SUPPLIED MATERIAL START
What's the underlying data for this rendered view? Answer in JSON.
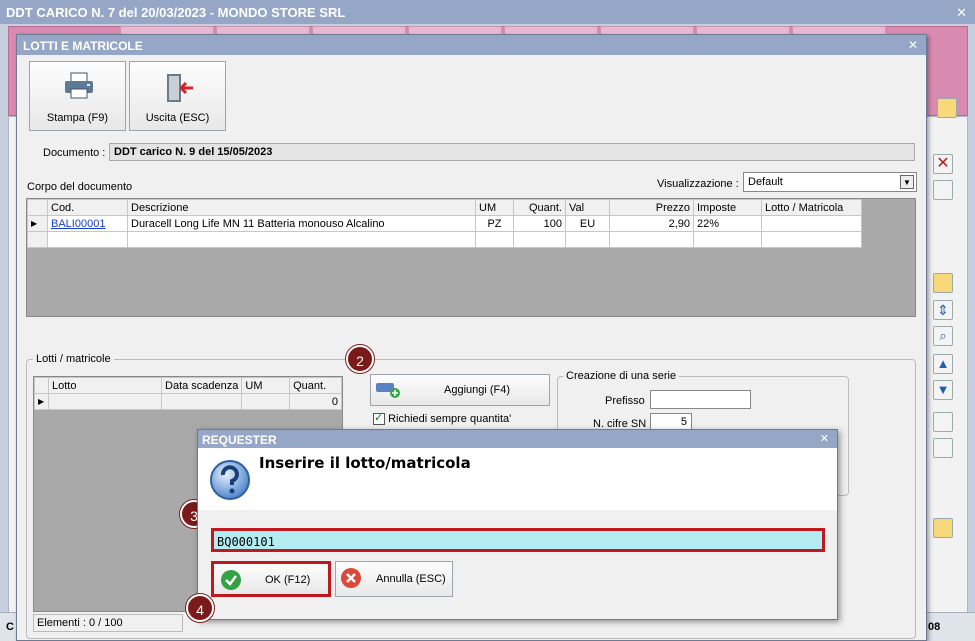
{
  "outer_window": {
    "title": "DDT CARICO N. 7 del 20/03/2023 - MONDO STORE SRL",
    "close": "✕"
  },
  "lotti_window": {
    "title": "LOTTI E MATRICOLE",
    "close": "✕"
  },
  "toolbar": {
    "print_label": "Stampa (F9)",
    "exit_label": "Uscita (ESC)"
  },
  "documento": {
    "label": "Documento :",
    "value": "DDT carico N. 9 del 15/05/2023"
  },
  "corpo": {
    "label": "Corpo del documento",
    "visualizzazione_label": "Visualizzazione :",
    "visualizzazione_value": "Default",
    "columns": [
      "Cod.",
      "Descrizione",
      "UM",
      "Quant.",
      "Val",
      "Prezzo",
      "Imposte",
      "Lotto / Matricola"
    ],
    "rows": [
      {
        "cod": "BALI00001",
        "descrizione": "Duracell Long Life MN 11 Batteria monouso Alcalino",
        "um": "PZ",
        "quant": "100",
        "val": "EU",
        "prezzo": "2,90",
        "imposte": "22%",
        "lotto": ""
      }
    ]
  },
  "lotti_matricole": {
    "label": "Lotti / matricole",
    "columns": [
      "Lotto",
      "Data scadenza",
      "UM",
      "Quant."
    ],
    "row_quant": "0",
    "elementi": "Elementi : 0 / 100"
  },
  "aggiungi": {
    "label": "Aggiungi (F4)",
    "richiedi_label": "Richiedi sempre quantita'"
  },
  "serie": {
    "title": "Creazione di una serie",
    "prefisso_label": "Prefisso",
    "ncifre_label": "N. cifre SN",
    "ncifre_value": "5"
  },
  "requester": {
    "title": "REQUESTER",
    "close": "✕",
    "message": "Inserire il lotto/matricola",
    "input_value": "BQ000101",
    "ok_label": "OK (F12)",
    "annulla_label": "Annulla (ESC)"
  },
  "badges": [
    "2",
    "3",
    "4"
  ],
  "bottom": {
    "left": "C",
    "right": "08"
  },
  "colors": {
    "titlebar": "#96a6c7",
    "highlight": "#c0181f",
    "pink": "#d88ab0",
    "input_bg": "#b3edf1"
  }
}
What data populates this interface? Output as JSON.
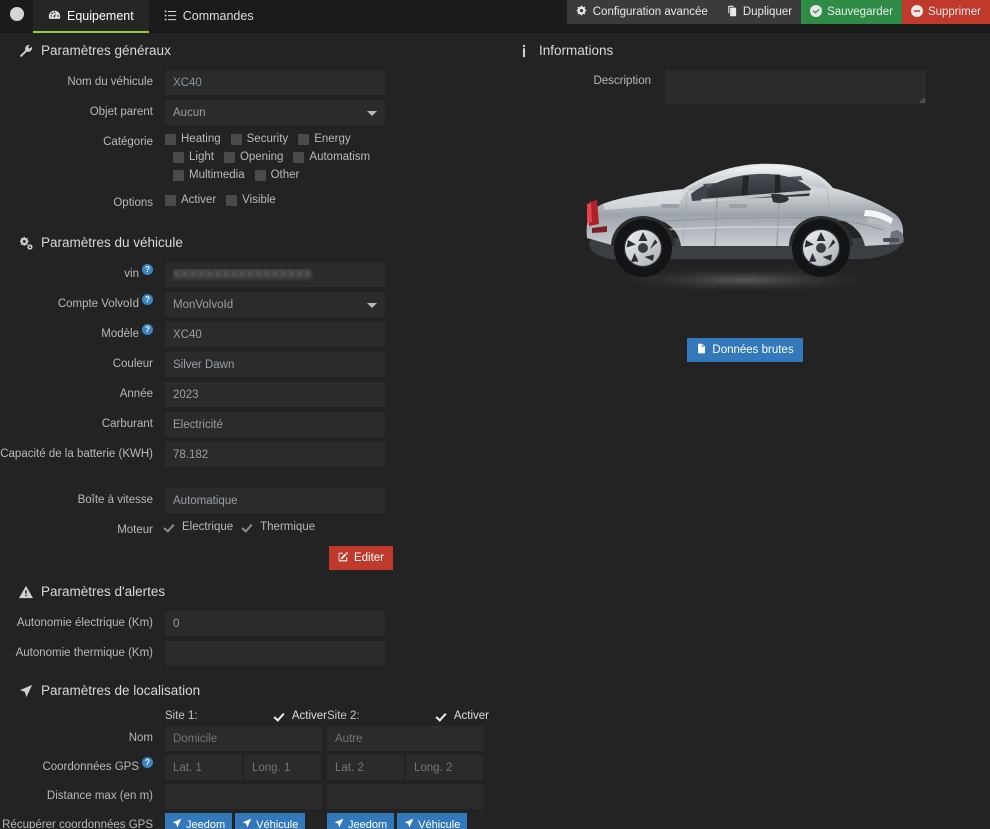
{
  "topbar": {
    "back_icon": "arrow-left-circle-icon",
    "tabs": [
      {
        "label": "Equipement",
        "icon": "tachometer-icon",
        "active": true
      },
      {
        "label": "Commandes",
        "icon": "list-icon",
        "active": false
      }
    ],
    "actions": [
      {
        "label": "Configuration avancée",
        "icon": "gears-icon",
        "style": "default"
      },
      {
        "label": "Dupliquer",
        "icon": "copy-icon",
        "style": "default"
      },
      {
        "label": "Sauvegarder",
        "icon": "check-circle-icon",
        "style": "save"
      },
      {
        "label": "Supprimer",
        "icon": "minus-circle-icon",
        "style": "delete"
      }
    ]
  },
  "general": {
    "title": "Paramètres généraux",
    "title_icon": "wrench-icon",
    "name_label": "Nom du véhicule",
    "name_value": "XC40",
    "parent_label": "Objet parent",
    "parent_value": "Aucun",
    "category_label": "Catégorie",
    "categories": [
      {
        "label": "Heating",
        "checked": false
      },
      {
        "label": "Security",
        "checked": false
      },
      {
        "label": "Energy",
        "checked": false
      },
      {
        "label": "Light",
        "checked": false
      },
      {
        "label": "Opening",
        "checked": false
      },
      {
        "label": "Automatism",
        "checked": false
      },
      {
        "label": "Multimedia",
        "checked": false
      },
      {
        "label": "Other",
        "checked": false
      }
    ],
    "options_label": "Options",
    "options": [
      {
        "label": "Activer",
        "checked": false
      },
      {
        "label": "Visible",
        "checked": false
      }
    ]
  },
  "vehicle": {
    "title": "Paramètres du véhicule",
    "title_icon": "cogs-icon",
    "vin_label": "vin",
    "vin_value": "XXXXXXXXXXXXXXXXX",
    "account_label": "Compte VolvoId",
    "account_value": "MonVolvoId",
    "model_label": "Modèle",
    "model_value": "XC40",
    "color_label": "Couleur",
    "color_value": "Silver Dawn",
    "year_label": "Année",
    "year_value": "2023",
    "fuel_label": "Carburant",
    "fuel_value": "Electricité",
    "battery_label": "Capacité de la batterie (KWH)",
    "battery_value": "78.182",
    "gearbox_label": "Boîte à vitesse",
    "gearbox_value": "Automatique",
    "engine_label": "Moteur",
    "engines": [
      {
        "label": "Electrique",
        "checked": true
      },
      {
        "label": "Thermique",
        "checked": true
      }
    ],
    "edit_label": "Editer",
    "edit_icon": "pencil-square-icon"
  },
  "alerts": {
    "title": "Paramètres d'alertes",
    "title_icon": "warning-triangle-icon",
    "electric_label": "Autonomie électrique (Km)",
    "electric_value": "0",
    "thermal_label": "Autonomie thermique (Km)",
    "thermal_value": ""
  },
  "localisation": {
    "title": "Paramètres de localisation",
    "title_icon": "location-arrow-icon",
    "site1_label": "Site 1:",
    "site2_label": "Site 2:",
    "enable_label": "Activer",
    "site1_enabled": true,
    "site2_enabled": true,
    "name_label": "Nom",
    "gps_label": "Coordonnées GPS",
    "distance_label": "Distance max (en m)",
    "retrieve_label": "Récupérer coordonnées GPS",
    "site1_name_placeholder": "Domicile",
    "site2_name_placeholder": "Autre",
    "lat1_placeholder": "Lat. 1",
    "long1_placeholder": "Long. 1",
    "lat2_placeholder": "Lat. 2",
    "long2_placeholder": "Long. 2",
    "site1_distance": "",
    "site2_distance": "",
    "jeedom_label": "Jeedom",
    "vehicle_label": "Véhicule",
    "button_icon": "location-arrow-icon"
  },
  "informations": {
    "title": "Informations",
    "title_icon": "info-icon",
    "description_label": "Description",
    "description_value": "",
    "vehicle_image": "volvo-xc40-side-silver",
    "raw_data_label": "Données brutes",
    "raw_data_icon": "file-icon"
  },
  "colors": {
    "background": "#232323",
    "topbar": "#1b1b1b",
    "tab_active_underline": "#9bcc28",
    "save_green": "#2f8c46",
    "delete_red": "#c0392b",
    "primary_blue": "#3278ba",
    "help_blue": "#3a84c9",
    "input_bg": "#2b2b2b"
  }
}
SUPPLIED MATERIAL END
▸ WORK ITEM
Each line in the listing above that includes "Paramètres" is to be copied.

▸ ANSWER FOR THE TASK
    "title": "Paramètres généraux",
    "title": "Paramètres du véhicule",
    "title": "Paramètres d'alertes",
    "title": "Paramètres de localisation",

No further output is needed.